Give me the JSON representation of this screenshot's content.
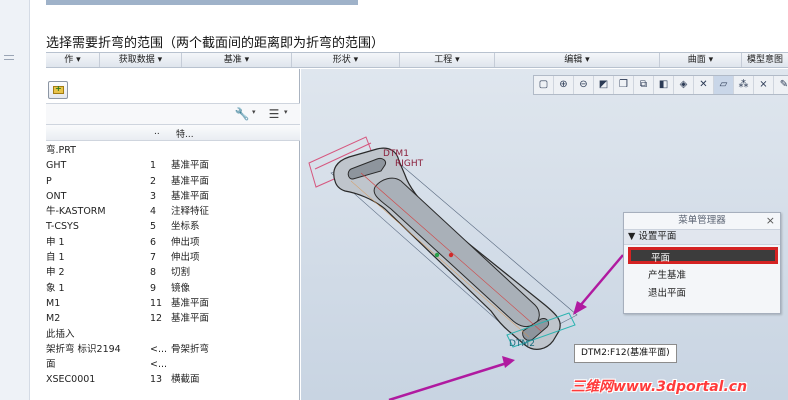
{
  "caption": "选择需要折弯的范围（两个截面间的距离即为折弯的范围）",
  "menubar": [
    {
      "label": "作 ▾"
    },
    {
      "label": "获取数据 ▾"
    },
    {
      "label": "基准 ▾"
    },
    {
      "label": "形状 ▾"
    },
    {
      "label": "工程 ▾"
    },
    {
      "label": "编辑 ▾"
    },
    {
      "label": "曲面 ▾"
    },
    {
      "label": "模型意图"
    }
  ],
  "tree": {
    "header_col2": "..",
    "header_col3": "特...",
    "rows": [
      {
        "name": "弯.PRT",
        "num": "",
        "type": ""
      },
      {
        "name": "GHT",
        "num": "1",
        "type": "基准平面"
      },
      {
        "name": "P",
        "num": "2",
        "type": "基准平面"
      },
      {
        "name": "ONT",
        "num": "3",
        "type": "基准平面"
      },
      {
        "name": "牛-KASTORM",
        "num": "4",
        "type": "注释特征"
      },
      {
        "name": "T-CSYS",
        "num": "5",
        "type": "坐标系"
      },
      {
        "name": "申 1",
        "num": "6",
        "type": "伸出项"
      },
      {
        "name": "自 1",
        "num": "7",
        "type": "伸出项"
      },
      {
        "name": "申 2",
        "num": "8",
        "type": "切割"
      },
      {
        "name": "象 1",
        "num": "9",
        "type": "镜像"
      },
      {
        "name": "M1",
        "num": "11",
        "type": "基准平面"
      },
      {
        "name": "M2",
        "num": "12",
        "type": "基准平面"
      },
      {
        "name": "此插入",
        "num": "",
        "type": ""
      },
      {
        "name": "架折弯 标识2194",
        "num": "<...",
        "type": "骨架折弯"
      },
      {
        "name": "面",
        "num": "<...",
        "type": ""
      },
      {
        "name": "XSEC0001",
        "num": "13",
        "type": "横截面"
      }
    ]
  },
  "viewport": {
    "dtm1_label": "DTM1",
    "right_label": "RIGHT",
    "dtm2_label": "DTM2",
    "tooltip": "DTM2:F12(基准平面)"
  },
  "menu_manager": {
    "title": "菜单管理器",
    "section": "▼ 设置平面",
    "items": [
      {
        "label": "平面",
        "selected": true
      },
      {
        "label": "产生基准",
        "selected": false
      },
      {
        "label": "退出平面",
        "selected": false
      }
    ]
  },
  "watermark": "三维网www.3dportal.cn",
  "colors": {
    "highlight_border": "#d42222",
    "arrow": "#b01aa0",
    "model_outline": "#2a2a2a"
  }
}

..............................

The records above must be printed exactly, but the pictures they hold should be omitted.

=== THE ANSWER ===
Give me the JSON representation of this screenshot's content.
{
  "caption": "选择需要折弯的范围（两个截面间的距离即为折弯的范围）",
  "menubar": [
    {
      "label": "作 ▾"
    },
    {
      "label": "获取数据 ▾"
    },
    {
      "label": "基准 ▾"
    },
    {
      "label": "形状 ▾"
    },
    {
      "label": "工程 ▾"
    },
    {
      "label": "编辑 ▾"
    },
    {
      "label": "曲面 ▾"
    },
    {
      "label": "模型意图"
    }
  ],
  "tree": {
    "header_col2": "..",
    "header_col3": "特...",
    "rows": [
      {
        "name": "弯.PRT",
        "num": "",
        "type": ""
      },
      {
        "name": "GHT",
        "num": "1",
        "type": "基准平面"
      },
      {
        "name": "P",
        "num": "2",
        "type": "基准平面"
      },
      {
        "name": "ONT",
        "num": "3",
        "type": "基准平面"
      },
      {
        "name": "牛-KASTORM",
        "num": "4",
        "type": "注释特征"
      },
      {
        "name": "T-CSYS",
        "num": "5",
        "type": "坐标系"
      },
      {
        "name": "申 1",
        "num": "6",
        "type": "伸出项"
      },
      {
        "name": "自 1",
        "num": "7",
        "type": "伸出项"
      },
      {
        "name": "申 2",
        "num": "8",
        "type": "切割"
      },
      {
        "name": "象 1",
        "num": "9",
        "type": "镜像"
      },
      {
        "name": "M1",
        "num": "11",
        "type": "基准平面"
      },
      {
        "name": "M2",
        "num": "12",
        "type": "基准平面"
      },
      {
        "name": "此插入",
        "num": "",
        "type": ""
      },
      {
        "name": "架折弯 标识2194",
        "num": "<...",
        "type": "骨架折弯"
      },
      {
        "name": "面",
        "num": "<...",
        "type": ""
      },
      {
        "name": "XSEC0001",
        "num": "13",
        "type": "横截面"
      }
    ]
  },
  "viewport": {
    "dtm1_label": "DTM1",
    "right_label": "RIGHT",
    "dtm2_label": "DTM2",
    "tooltip": "DTM2:F12(基准平面)"
  },
  "menu_manager": {
    "title": "菜单管理器",
    "section": "▼ 设置平面",
    "items": [
      {
        "label": "平面",
        "selected": true
      },
      {
        "label": "产生基准",
        "selected": false
      },
      {
        "label": "退出平面",
        "selected": false
      }
    ]
  },
  "watermark": "三维网www.3dportal.cn",
  "colors": {
    "highlight_border": "#d42222",
    "arrow": "#b01aa0",
    "model_outline": "#2a2a2a"
  }
}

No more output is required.